§ **WHAT THIS TASK INVOLVES**
Set the records down again in full, with every word kept.

§ **RECORDS**
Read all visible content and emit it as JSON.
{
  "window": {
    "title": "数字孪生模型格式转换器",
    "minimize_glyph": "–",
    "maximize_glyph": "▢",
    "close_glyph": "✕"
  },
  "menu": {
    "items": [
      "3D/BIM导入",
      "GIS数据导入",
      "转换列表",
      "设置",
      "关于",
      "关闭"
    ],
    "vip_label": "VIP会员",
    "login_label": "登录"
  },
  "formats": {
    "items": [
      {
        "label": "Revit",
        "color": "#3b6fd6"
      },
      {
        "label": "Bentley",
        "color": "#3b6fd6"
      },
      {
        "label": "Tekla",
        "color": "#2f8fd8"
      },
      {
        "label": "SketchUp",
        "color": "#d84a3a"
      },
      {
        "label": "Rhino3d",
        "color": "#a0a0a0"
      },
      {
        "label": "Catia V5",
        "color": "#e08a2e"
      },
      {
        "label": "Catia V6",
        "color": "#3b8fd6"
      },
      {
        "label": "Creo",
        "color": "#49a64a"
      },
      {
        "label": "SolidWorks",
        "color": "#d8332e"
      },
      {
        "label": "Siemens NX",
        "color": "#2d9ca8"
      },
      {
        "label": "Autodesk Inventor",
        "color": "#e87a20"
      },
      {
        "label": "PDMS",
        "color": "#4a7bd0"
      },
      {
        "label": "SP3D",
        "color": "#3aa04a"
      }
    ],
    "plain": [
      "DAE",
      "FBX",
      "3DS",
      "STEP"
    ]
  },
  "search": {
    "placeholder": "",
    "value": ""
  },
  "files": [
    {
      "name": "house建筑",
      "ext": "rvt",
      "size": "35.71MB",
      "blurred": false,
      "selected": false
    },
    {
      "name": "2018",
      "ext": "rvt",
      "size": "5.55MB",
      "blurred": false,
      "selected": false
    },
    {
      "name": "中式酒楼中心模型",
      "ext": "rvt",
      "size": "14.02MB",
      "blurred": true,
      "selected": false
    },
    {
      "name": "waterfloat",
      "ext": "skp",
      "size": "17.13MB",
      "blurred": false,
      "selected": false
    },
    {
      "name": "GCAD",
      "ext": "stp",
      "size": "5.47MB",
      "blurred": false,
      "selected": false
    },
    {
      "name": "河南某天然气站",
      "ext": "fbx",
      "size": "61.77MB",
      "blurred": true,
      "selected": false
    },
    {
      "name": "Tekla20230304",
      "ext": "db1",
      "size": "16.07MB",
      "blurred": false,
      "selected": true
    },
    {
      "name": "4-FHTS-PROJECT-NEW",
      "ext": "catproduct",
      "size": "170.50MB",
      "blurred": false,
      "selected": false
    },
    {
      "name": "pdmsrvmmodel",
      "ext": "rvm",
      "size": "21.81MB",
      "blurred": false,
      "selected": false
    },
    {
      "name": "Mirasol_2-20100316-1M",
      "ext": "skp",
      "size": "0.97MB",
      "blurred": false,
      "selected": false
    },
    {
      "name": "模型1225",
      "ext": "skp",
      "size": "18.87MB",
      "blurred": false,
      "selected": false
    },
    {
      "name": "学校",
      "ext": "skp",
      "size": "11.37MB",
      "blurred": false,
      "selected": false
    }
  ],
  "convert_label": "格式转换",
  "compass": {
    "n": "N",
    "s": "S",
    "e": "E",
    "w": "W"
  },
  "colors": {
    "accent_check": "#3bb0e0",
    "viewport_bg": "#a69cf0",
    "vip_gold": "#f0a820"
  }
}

§ **SOLUTION TO THE PROBLEM**
Read all visible content and emit it as JSON.
{
  "window": {
    "title": "数字孪生模型格式转换器",
    "minimize_glyph": "–",
    "maximize_glyph": "▢",
    "close_glyph": "✕"
  },
  "menu": {
    "items": [
      "3D/BIM导入",
      "GIS数据导入",
      "转换列表",
      "设置",
      "关于",
      "关闭"
    ],
    "vip_label": "VIP会员",
    "login_label": "登录"
  },
  "formats": {
    "items": [
      {
        "label": "Revit",
        "color": "#3b6fd6"
      },
      {
        "label": "Bentley",
        "color": "#3b6fd6"
      },
      {
        "label": "Tekla",
        "color": "#2f8fd8"
      },
      {
        "label": "SketchUp",
        "color": "#d84a3a"
      },
      {
        "label": "Rhino3d",
        "color": "#a0a0a0"
      },
      {
        "label": "Catia V5",
        "color": "#e08a2e"
      },
      {
        "label": "Catia V6",
        "color": "#3b8fd6"
      },
      {
        "label": "Creo",
        "color": "#49a64a"
      },
      {
        "label": "SolidWorks",
        "color": "#d8332e"
      },
      {
        "label": "Siemens NX",
        "color": "#2d9ca8"
      },
      {
        "label": "Autodesk Inventor",
        "color": "#e87a20"
      },
      {
        "label": "PDMS",
        "color": "#4a7bd0"
      },
      {
        "label": "SP3D",
        "color": "#3aa04a"
      }
    ],
    "plain": [
      "DAE",
      "FBX",
      "3DS",
      "STEP"
    ]
  },
  "search": {
    "placeholder": "",
    "value": ""
  },
  "files": [
    {
      "name": "house建筑",
      "ext": "rvt",
      "size": "35.71MB",
      "blurred": false,
      "selected": false
    },
    {
      "name": "2018",
      "ext": "rvt",
      "size": "5.55MB",
      "blurred": false,
      "selected": false
    },
    {
      "name": "中式酒楼中心模型",
      "ext": "rvt",
      "size": "14.02MB",
      "blurred": true,
      "selected": false
    },
    {
      "name": "waterfloat",
      "ext": "skp",
      "size": "17.13MB",
      "blurred": false,
      "selected": false
    },
    {
      "name": "GCAD",
      "ext": "stp",
      "size": "5.47MB",
      "blurred": false,
      "selected": false
    },
    {
      "name": "河南某天然气站",
      "ext": "fbx",
      "size": "61.77MB",
      "blurred": true,
      "selected": false
    },
    {
      "name": "Tekla20230304",
      "ext": "db1",
      "size": "16.07MB",
      "blurred": false,
      "selected": true
    },
    {
      "name": "4-FHTS-PROJECT-NEW",
      "ext": "catproduct",
      "size": "170.50MB",
      "blurred": false,
      "selected": false
    },
    {
      "name": "pdmsrvmmodel",
      "ext": "rvm",
      "size": "21.81MB",
      "blurred": false,
      "selected": false
    },
    {
      "name": "Mirasol_2-20100316-1M",
      "ext": "skp",
      "size": "0.97MB",
      "blurred": false,
      "selected": false
    },
    {
      "name": "模型1225",
      "ext": "skp",
      "size": "18.87MB",
      "blurred": false,
      "selected": false
    },
    {
      "name": "学校",
      "ext": "skp",
      "size": "11.37MB",
      "blurred": false,
      "selected": false
    }
  ],
  "convert_label": "格式转换",
  "compass": {
    "n": "N",
    "s": "S",
    "e": "E",
    "w": "W"
  },
  "colors": {
    "accent_check": "#3bb0e0",
    "viewport_bg": "#a69cf0",
    "vip_gold": "#f0a820"
  }
}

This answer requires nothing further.